Stop! Don’t run away! Come back…. I know the words Gradient Tool can be a little daunting but you are going to love this technique. It’s super simple, super versatile, and most importantly, a great timesaver. Yes, really.
As digital scrapbookers, one of the ways we have an advantage over paper scrapbookers is that we can blend our photos into the page. Today, I’m going to share with you my super-quick way of blending a photo into your background with minimal fuss and maximum oomph! using the Gradient Tool in Photoshop or PSE.
The Gradient Tool is found under the Draw category of the Tools panel. Its keyboard shortcut is G.
Click on the Gradient Tool button, and the drop-down menu will give a range of options: The key ones are highlighted in my screenshot. For this exercise, the Gradient image with the small arrow needs to be set at Foreground to Transparent (the second one in Default settings) while the blue unlabeled buttons require a Linear setting, the leftmost option. Keep Transparency and Dither selected as these give a smoother blend.
I am using a photo that I want to blend downwards from its focal point at the top of the image to a faded-out lower section. In keeping with this, I also want to position it at the top of my blank page. With the Gradient Tool selected, place the cursor where the gradient should extend from. In my screenshot, I started at the top of the blank page and (while holding down Shift) drew a line downwards to the bottom of the page. My gradient started out at 100% opacity and faded away to 0%. Vary the direction of the drag depending on the focal point of the photo.
Clip (Ctrl+G) the photo to the gradient layer and merge. In my example, I did this and then used the Blending mode “Darken” before placing it over the background paper.

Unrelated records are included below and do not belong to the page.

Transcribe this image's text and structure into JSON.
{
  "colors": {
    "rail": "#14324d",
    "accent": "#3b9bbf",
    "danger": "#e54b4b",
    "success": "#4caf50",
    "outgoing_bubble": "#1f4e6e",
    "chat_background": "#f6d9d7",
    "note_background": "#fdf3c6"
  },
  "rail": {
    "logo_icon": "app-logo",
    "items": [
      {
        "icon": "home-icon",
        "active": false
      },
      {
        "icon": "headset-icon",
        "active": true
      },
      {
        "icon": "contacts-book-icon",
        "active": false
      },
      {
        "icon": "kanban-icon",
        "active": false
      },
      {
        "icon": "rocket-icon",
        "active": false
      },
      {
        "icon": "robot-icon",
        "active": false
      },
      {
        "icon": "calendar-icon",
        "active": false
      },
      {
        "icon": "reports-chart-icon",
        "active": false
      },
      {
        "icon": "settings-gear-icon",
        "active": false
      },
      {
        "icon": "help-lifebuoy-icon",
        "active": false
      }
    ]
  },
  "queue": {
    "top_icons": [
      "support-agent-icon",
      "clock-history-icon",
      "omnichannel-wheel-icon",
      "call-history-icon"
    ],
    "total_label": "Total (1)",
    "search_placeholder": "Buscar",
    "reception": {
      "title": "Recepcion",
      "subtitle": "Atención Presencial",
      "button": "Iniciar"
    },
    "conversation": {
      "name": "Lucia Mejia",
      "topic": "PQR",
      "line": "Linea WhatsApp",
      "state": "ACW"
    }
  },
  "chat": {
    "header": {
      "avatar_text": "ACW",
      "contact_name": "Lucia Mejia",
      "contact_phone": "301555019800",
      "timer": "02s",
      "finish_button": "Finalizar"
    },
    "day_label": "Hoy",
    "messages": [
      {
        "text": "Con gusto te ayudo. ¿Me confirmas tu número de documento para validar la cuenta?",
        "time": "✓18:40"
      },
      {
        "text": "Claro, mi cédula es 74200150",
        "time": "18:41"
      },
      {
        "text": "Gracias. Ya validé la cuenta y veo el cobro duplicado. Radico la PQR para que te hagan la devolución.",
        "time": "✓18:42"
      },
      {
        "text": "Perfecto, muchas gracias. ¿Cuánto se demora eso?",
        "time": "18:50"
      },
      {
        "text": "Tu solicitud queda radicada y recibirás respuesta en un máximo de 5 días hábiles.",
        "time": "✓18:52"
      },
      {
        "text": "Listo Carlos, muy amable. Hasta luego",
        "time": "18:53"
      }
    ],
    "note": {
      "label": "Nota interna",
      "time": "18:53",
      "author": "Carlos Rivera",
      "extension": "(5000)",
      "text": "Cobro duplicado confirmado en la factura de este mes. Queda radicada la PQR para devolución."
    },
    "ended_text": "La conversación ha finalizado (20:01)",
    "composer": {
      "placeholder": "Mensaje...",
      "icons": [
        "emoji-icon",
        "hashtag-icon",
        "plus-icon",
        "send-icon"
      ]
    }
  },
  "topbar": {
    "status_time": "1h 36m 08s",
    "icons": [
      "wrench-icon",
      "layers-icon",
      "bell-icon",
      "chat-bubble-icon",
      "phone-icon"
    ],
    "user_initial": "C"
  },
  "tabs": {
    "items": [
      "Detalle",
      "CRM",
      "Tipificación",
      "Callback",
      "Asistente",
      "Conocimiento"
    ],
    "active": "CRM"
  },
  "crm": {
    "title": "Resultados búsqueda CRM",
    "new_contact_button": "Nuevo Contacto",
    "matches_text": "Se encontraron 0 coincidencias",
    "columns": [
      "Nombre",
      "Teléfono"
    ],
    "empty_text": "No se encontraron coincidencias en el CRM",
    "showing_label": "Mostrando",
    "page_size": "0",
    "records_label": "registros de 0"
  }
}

With my focal point set, I added a lighting effect and some simple embellishments to complete my page.
Don’t be afraid of the Gradient Tool. Experiment a little and discover quick, easy, and (when done this way) editable gradients for seamless blending. Move the gradient around, stretch it out, or vary the opacity before merging the gradient and the photo. This is a great technique for using a photo that may be less than perfect, and by varying the Blend modes, you can achieve different effects.
I look forward to seeing the blended pages you create using this technique, so be sure to share them with us in the Scrap Girls Gallery.